The front-end only needs to update the backend storage (MongoDB in my case), which contains a list of users and the station that they are listening to. The stations are presented in a pretty nice way thanks to the Isotope library which works pretty well with Bootstrap to make a nice responsive design. I also chucked a little bit of in there so that each station "block" automatically updates its display of the latest played tracks.

Lessons Learnt

I used a whole lot of technologies that I'd never used before when writing Scrobble Along, so I'll quickly go through them with some short impressions on what I thought of them.

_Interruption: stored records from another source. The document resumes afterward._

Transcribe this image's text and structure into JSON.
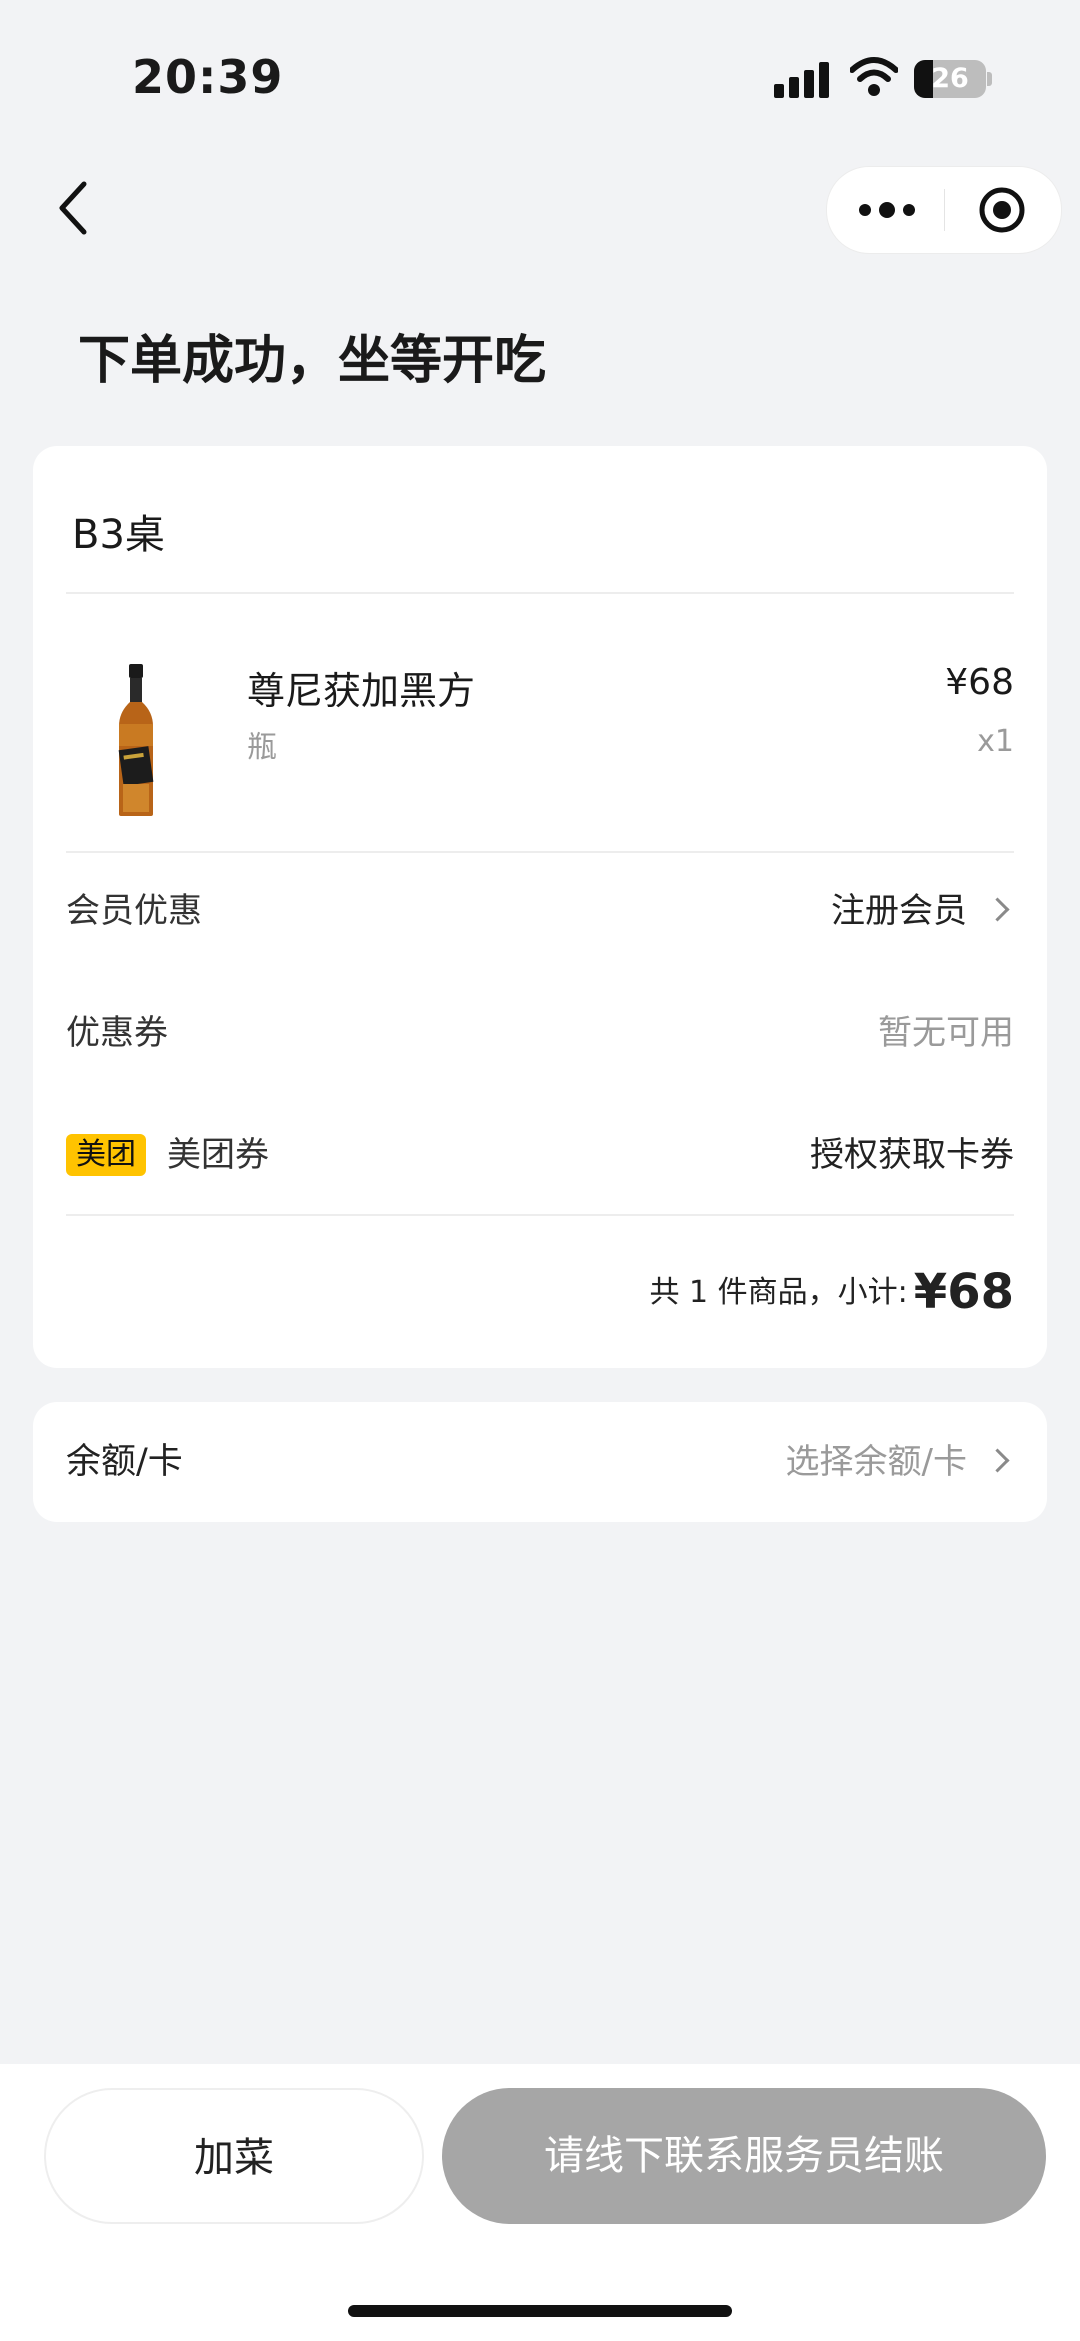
{
  "status_bar": {
    "time": "20:39",
    "battery": "26",
    "battery_level": 0.26
  },
  "nav": {
    "back_icon": "chevron-left-icon",
    "more_icon": "more-dots-icon",
    "close_icon": "target-icon"
  },
  "page": {
    "title": "下单成功，坐等开吃"
  },
  "order": {
    "table": "B3桌",
    "item": {
      "name": "尊尼获加黑方",
      "unit": "瓶",
      "price": "¥68",
      "quantity": "x1"
    },
    "member": {
      "label": "会员优惠",
      "value": "注册会员"
    },
    "coupon": {
      "label": "优惠券",
      "value": "暂无可用"
    },
    "meituan": {
      "badge": "美团",
      "label": "美团券",
      "value": "授权获取卡券"
    },
    "summary": {
      "text": "共 1 件商品，小计:",
      "total": "¥68"
    }
  },
  "balance": {
    "label": "余额/卡",
    "value": "选择余额/卡"
  },
  "actions": {
    "add_dish": "加菜",
    "checkout": "请线下联系服务员结账"
  },
  "colors": {
    "accent_badge": "#ffc300",
    "checkout_disabled": "#a6a6a6",
    "background": "#f2f3f5"
  }
}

I've now written a pretty significant project in both TypeScript and plain JavaScript, and I've got to say I really like the safety net and cleaner code that TypeScript provides. I can be a bit annoying sometimes, especially when I was using a definition file that wasn't quite right and I had to keep updating the definition before the app would compile without errors. I also wasted a lot of time writing definitions for modules that didn't have any, which I probably wouldn't bother with again since the time spent was not really worth it. I think in the future I'll continue to use TypeScript but I'll make liberal use of the "any" keyword for modules that don't have any definitions.

Visual Studio

Visual Studio and TypeScript are a great combination. The Intellisense and code navigation options are brilliant. It's a shame that it's not possible to use the debugging tools, but I'm pretty certain I'm going to be using VS for all my TypeScript projects.


This was my first attempt at using Node.js and I was very impressed. There are pre-made modules for basically anything you can think of, it reminds me of Python development in that sense. It's also a very rapid development process which is always a good thing. Once I got over my irrational hatred of everything JavaScript and realized that it's not all bad, I really started to enjoy it.


Using Jade instead of HTML is one thing I'm not sure I'll do again. On one hand, it is more compact and it's nice to be able to do things like looping and conditionals, but on the other hand it's a layer of abstraction around HTML that can be a bit confusing. Maybe my only problem was that Visual Studio doesn't handle Jade files nearly as well as it handles HTML, so I might stick with it but try using Sublime Text to edit it rather than Visual Studio.


I used MongoDB for my data storage, and it's been a great first NoDB experience. It's really easy to use, easy to set up locally, and powerful enough for my needs while still being simple to use. There is also a site called MongoLab that has a generous free tier that I'm using for my production data, so I'm keeping my operational costs at the best price point of $0.

I must admit that I really didn't use the best way, mainly due to my inexperience and the fact that by the time I got up to using it I just wanted to get the project finished as soon as I could. Even though I used it really badly, it still worked pretty well for me, and I'm sure I'll find more uses for it now that I almost understand how to use it.


This worked out really well for me, but only because I was doing something that was exactly what it was designed for. If I am ever making something that is a grid of things that needs to be able to be rearranged in a responsive way I'm sure I'll use it again.


I have a love-hate relationship with Bootstrap, it's great when it works but it seems to force pages to be designed in a particular way that doesn't allow much flexibility. I'm sure this is because I'm not a designer and I'm just sticking with the defaults, but I still think I'll try to look into alternatives next time I'm designing a site. I must admit it is really easy to use if you just stick to the defaults though.

The End

So that's another project done! It's a bit buggy, but it works and at least a few other people are using it, so I'm counting it as a success.